Now comes news that Egypt's fertile Nile River delta -- and its rich agricultural lands -- are having trouble dealing with this century's 8-inch sea level rise, and the 1-foot sea level rise predicted by 2020 is sounding economic and food security alarm bells:
The Nile Delta, Egypt's bread basket since antiquity, is being turned into a salty wasteland by rising seawaters, forcing some farmers off their lands and others to import sand in a desperate bid to turn back the tide.
Experts warn that global warming will have a major impact in the delta on agriculture resources, tourism and human migration besides shaking the region's fragile ecosystems.
Over the last century, the Mediterranean Sea, which fronts the coast of the Nile Delta, has risen by 20 centimetres (

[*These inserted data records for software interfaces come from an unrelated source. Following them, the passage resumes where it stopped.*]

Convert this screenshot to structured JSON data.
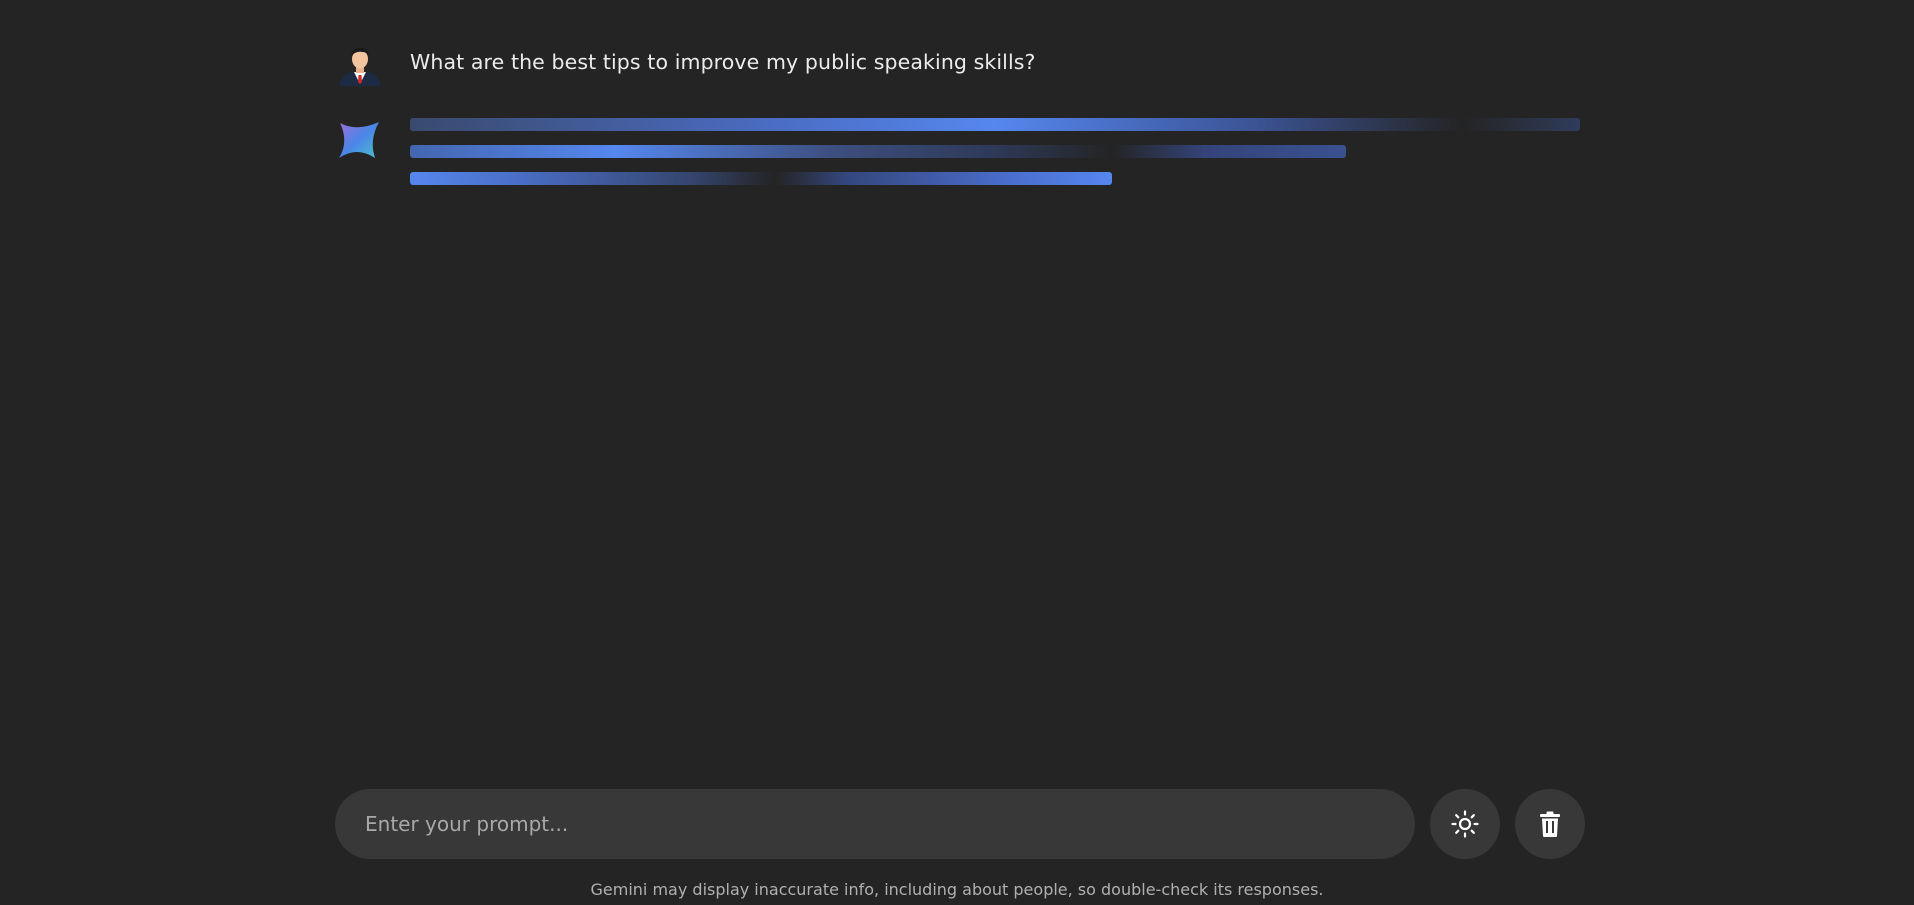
{
  "chat": {
    "user_message": "What are the best tips to improve my public speaking skills?"
  },
  "composer": {
    "placeholder": "Enter your prompt...",
    "theme_icon": "sun-icon",
    "delete_icon": "trash-icon"
  },
  "footer": {
    "disclaimer": "Gemini may display inaccurate info, including about people, so double-check its responses."
  },
  "colors": {
    "background": "#242424",
    "input_background": "#383838",
    "loading_accent": "#5587ee"
  }
}
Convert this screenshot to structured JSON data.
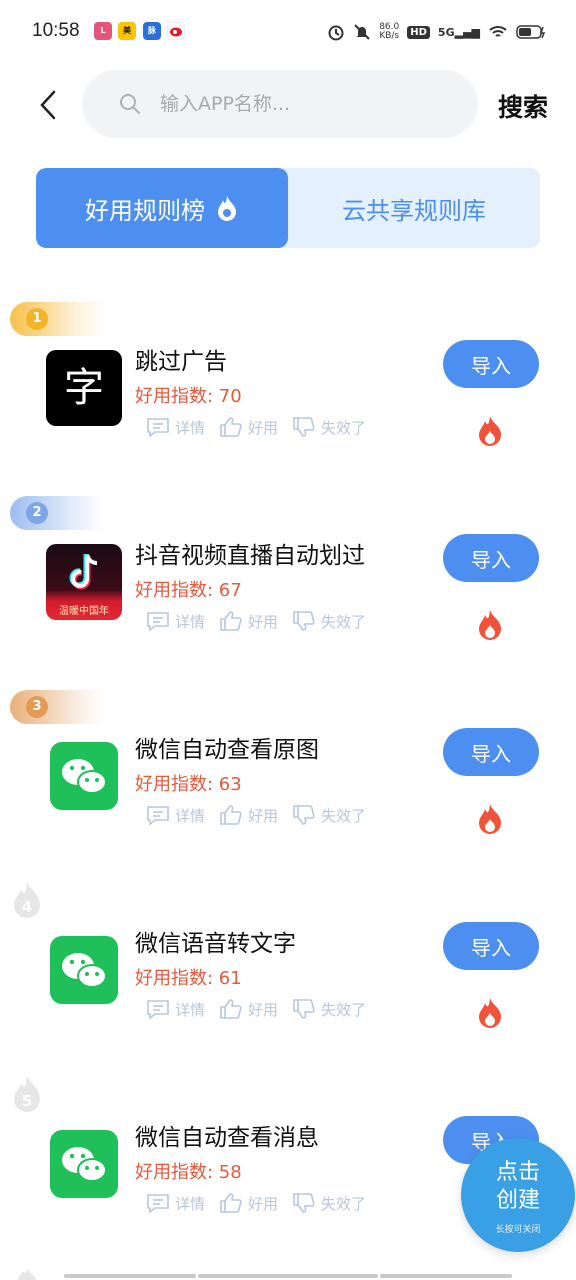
{
  "status_bar": {
    "time": "10:58",
    "notifications": [
      {
        "label": "Lala",
        "color": "#e8537a"
      },
      {
        "label": "美团",
        "color": "#ffc300"
      },
      {
        "label": "脉",
        "color": "#2a6fdb"
      },
      {
        "label": "微博",
        "color": "#e6162d"
      }
    ],
    "network_speed": "86.0",
    "network_unit": "KB/s",
    "hd": "HD",
    "signal": "5G"
  },
  "header": {
    "search_placeholder": "输入APP名称...",
    "search_button": "搜索"
  },
  "tabs": {
    "active": "好用规则榜",
    "inactive": "云共享规则库"
  },
  "actions_labels": {
    "detail": "详情",
    "good": "好用",
    "invalid": "失效了"
  },
  "import_label": "导入",
  "score_prefix": "好用指数: ",
  "items": [
    {
      "rank": "1",
      "title": "跳过广告",
      "score": "70",
      "app": "zi-app"
    },
    {
      "rank": "2",
      "title": "抖音视频直播自动划过",
      "score": "67",
      "app": "douyin",
      "app_caption": "温暖中国年"
    },
    {
      "rank": "3",
      "title": "微信自动查看原图",
      "score": "63",
      "app": "wechat"
    },
    {
      "rank": "4",
      "title": "微信语音转文字",
      "score": "61",
      "app": "wechat"
    },
    {
      "rank": "5",
      "title": "微信自动查看消息",
      "score": "58",
      "app": "wechat"
    }
  ],
  "fab": {
    "line1": "点击",
    "line2": "创建",
    "line3": "长按可关闭"
  },
  "colors": {
    "accent": "#4d8ff0",
    "score": "#e8593c",
    "fire": "#f0533a"
  }
}
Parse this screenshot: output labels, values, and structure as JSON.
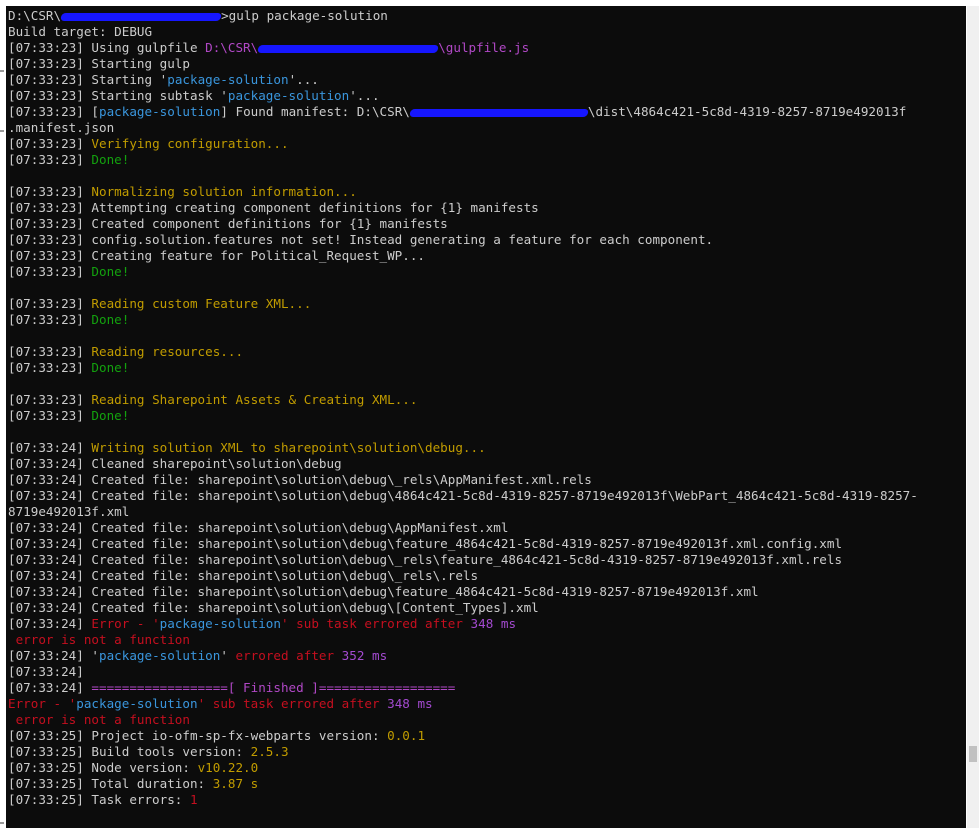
{
  "terminal": {
    "lines": [
      [
        {
          "t": "D:\\CSR\\",
          "c": "white"
        },
        {
          "r": 160
        },
        {
          "t": ">gulp package-solution",
          "c": "white"
        }
      ],
      [
        {
          "t": "Build target: DEBUG",
          "c": "white"
        }
      ],
      [
        {
          "t": "[07:33:23] Using gulpfile ",
          "c": "white"
        },
        {
          "t": "D:\\CSR\\",
          "c": "magenta"
        },
        {
          "r": 180
        },
        {
          "t": "\\gulpfile.js",
          "c": "magenta"
        }
      ],
      [
        {
          "t": "[07:33:23] Starting gulp",
          "c": "white"
        }
      ],
      [
        {
          "t": "[07:33:23] Starting '",
          "c": "white"
        },
        {
          "t": "package-solution",
          "c": "cyan"
        },
        {
          "t": "'...",
          "c": "white"
        }
      ],
      [
        {
          "t": "[07:33:23] Starting subtask '",
          "c": "white"
        },
        {
          "t": "package-solution",
          "c": "cyan"
        },
        {
          "t": "'...",
          "c": "white"
        }
      ],
      [
        {
          "t": "[07:33:23] [",
          "c": "white"
        },
        {
          "t": "package-solution",
          "c": "cyan"
        },
        {
          "t": "] Found manifest: D:\\CSR\\",
          "c": "white"
        },
        {
          "r": 178
        },
        {
          "t": "\\dist\\4864c421-5c8d-4319-8257-8719e492013f",
          "c": "white"
        }
      ],
      [
        {
          "t": ".manifest.json",
          "c": "white"
        }
      ],
      [
        {
          "t": "[07:33:23] ",
          "c": "white"
        },
        {
          "t": "Verifying configuration...",
          "c": "yellow"
        }
      ],
      [
        {
          "t": "[07:33:23] ",
          "c": "white"
        },
        {
          "t": "Done!",
          "c": "green"
        }
      ],
      [],
      [
        {
          "t": "[07:33:23] ",
          "c": "white"
        },
        {
          "t": "Normalizing solution information...",
          "c": "yellow"
        }
      ],
      [
        {
          "t": "[07:33:23] Attempting creating component definitions for {1} manifests",
          "c": "white"
        }
      ],
      [
        {
          "t": "[07:33:23] Created component definitions for {1} manifests",
          "c": "white"
        }
      ],
      [
        {
          "t": "[07:33:23] config.solution.features not set! Instead generating a feature for each component.",
          "c": "white"
        }
      ],
      [
        {
          "t": "[07:33:23] Creating feature for Political_Request_WP...",
          "c": "white"
        }
      ],
      [
        {
          "t": "[07:33:23] ",
          "c": "white"
        },
        {
          "t": "Done!",
          "c": "green"
        }
      ],
      [],
      [
        {
          "t": "[07:33:23] ",
          "c": "white"
        },
        {
          "t": "Reading custom Feature XML...",
          "c": "yellow"
        }
      ],
      [
        {
          "t": "[07:33:23] ",
          "c": "white"
        },
        {
          "t": "Done!",
          "c": "green"
        }
      ],
      [],
      [
        {
          "t": "[07:33:23] ",
          "c": "white"
        },
        {
          "t": "Reading resources...",
          "c": "yellow"
        }
      ],
      [
        {
          "t": "[07:33:23] ",
          "c": "white"
        },
        {
          "t": "Done!",
          "c": "green"
        }
      ],
      [],
      [
        {
          "t": "[07:33:23] ",
          "c": "white"
        },
        {
          "t": "Reading Sharepoint Assets & Creating XML...",
          "c": "yellow"
        }
      ],
      [
        {
          "t": "[07:33:23] ",
          "c": "white"
        },
        {
          "t": "Done!",
          "c": "green"
        }
      ],
      [],
      [
        {
          "t": "[07:33:24] ",
          "c": "white"
        },
        {
          "t": "Writing solution XML to sharepoint\\solution\\debug...",
          "c": "yellow"
        }
      ],
      [
        {
          "t": "[07:33:24] Cleaned sharepoint\\solution\\debug",
          "c": "white"
        }
      ],
      [
        {
          "t": "[07:33:24] Created file: sharepoint\\solution\\debug\\_rels\\AppManifest.xml.rels",
          "c": "white"
        }
      ],
      [
        {
          "t": "[07:33:24] Created file: sharepoint\\solution\\debug\\4864c421-5c8d-4319-8257-8719e492013f\\WebPart_4864c421-5c8d-4319-8257-",
          "c": "white"
        }
      ],
      [
        {
          "t": "8719e492013f.xml",
          "c": "white"
        }
      ],
      [
        {
          "t": "[07:33:24] Created file: sharepoint\\solution\\debug\\AppManifest.xml",
          "c": "white"
        }
      ],
      [
        {
          "t": "[07:33:24] Created file: sharepoint\\solution\\debug\\feature_4864c421-5c8d-4319-8257-8719e492013f.xml.config.xml",
          "c": "white"
        }
      ],
      [
        {
          "t": "[07:33:24] Created file: sharepoint\\solution\\debug\\_rels\\feature_4864c421-5c8d-4319-8257-8719e492013f.xml.rels",
          "c": "white"
        }
      ],
      [
        {
          "t": "[07:33:24] Created file: sharepoint\\solution\\debug\\_rels\\.rels",
          "c": "white"
        }
      ],
      [
        {
          "t": "[07:33:24] Created file: sharepoint\\solution\\debug\\feature_4864c421-5c8d-4319-8257-8719e492013f.xml",
          "c": "white"
        }
      ],
      [
        {
          "t": "[07:33:24] Created file: sharepoint\\solution\\debug\\[Content_Types].xml",
          "c": "white"
        }
      ],
      [
        {
          "t": "[07:33:24] ",
          "c": "white"
        },
        {
          "t": "Error - '",
          "c": "red"
        },
        {
          "t": "package-solution",
          "c": "cyan"
        },
        {
          "t": "' sub task errored after ",
          "c": "red"
        },
        {
          "t": "348 ms",
          "c": "purple"
        }
      ],
      [
        {
          "t": " error is not a function",
          "c": "red"
        }
      ],
      [
        {
          "t": "[07:33:24] '",
          "c": "white"
        },
        {
          "t": "package-solution",
          "c": "cyan"
        },
        {
          "t": "' ",
          "c": "white"
        },
        {
          "t": "errored after ",
          "c": "red"
        },
        {
          "t": "352 ms",
          "c": "purple"
        }
      ],
      [
        {
          "t": "[07:33:24]",
          "c": "white"
        }
      ],
      [
        {
          "t": "[07:33:24] ",
          "c": "white"
        },
        {
          "t": "==================[ Finished ]==================",
          "c": "magenta"
        }
      ],
      [
        {
          "t": "Error - '",
          "c": "red"
        },
        {
          "t": "package-solution",
          "c": "cyan"
        },
        {
          "t": "' sub task errored after ",
          "c": "red"
        },
        {
          "t": "348 ms",
          "c": "purple"
        }
      ],
      [
        {
          "t": " error is not a function",
          "c": "red"
        }
      ],
      [
        {
          "t": "[07:33:25] Project io-ofm-sp-fx-webparts version: ",
          "c": "white"
        },
        {
          "t": "0.0.1",
          "c": "yellow"
        }
      ],
      [
        {
          "t": "[07:33:25] Build tools version: ",
          "c": "white"
        },
        {
          "t": "2.5.3",
          "c": "yellow"
        }
      ],
      [
        {
          "t": "[07:33:25] Node version: ",
          "c": "white"
        },
        {
          "t": "v10.22.0",
          "c": "yellow"
        }
      ],
      [
        {
          "t": "[07:33:25] Total duration: ",
          "c": "white"
        },
        {
          "t": "3.87 s",
          "c": "yellow"
        }
      ],
      [
        {
          "t": "[07:33:25] Task errors: ",
          "c": "white"
        },
        {
          "t": "1",
          "c": "red"
        }
      ]
    ]
  },
  "colors": {
    "background": "#0c0c0c",
    "text": "#cccccc",
    "yellow": "#c19c00",
    "green": "#13a10e",
    "cyan": "#3a96dd",
    "magenta": "#b148c6",
    "red": "#c50f1f",
    "redaction": "#1616ff"
  }
}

sixeight inches) and saltwater intrusion has created a major challenge, experts say.
A recent government study on the coast of Alexandria, Egypt's second largest city, expects the sea to continue to rise and flood large swathes of land.
"A 30 centimetre rise in sea level is expected to occur by 2025, flooding approximately 200 square kilometres (77 square miles).
"As a result, over half a million inhabitants may be displaced and approximately 70,000 jobs could be lost," the study said.
The fertile Nile Delta provides around a third of the crops for Egypt's population of 80 million and a large part of these crops are exported providing the country with an important source of revenue.
Once stories and pictures like this start to hit harder in America, public support for bold policy solutions is sure to change. Only then, it may be too late to prevent climate disruption from having catastrophic impacts on life as we know it.
How does this threaten, off the top of my head, a couple of my favorite things in life? For one, I hope that New Orleans (I'm a huge fan of the city's Jazz Festival) and my favorite ski areas (I'm an avid skier) are able to survive!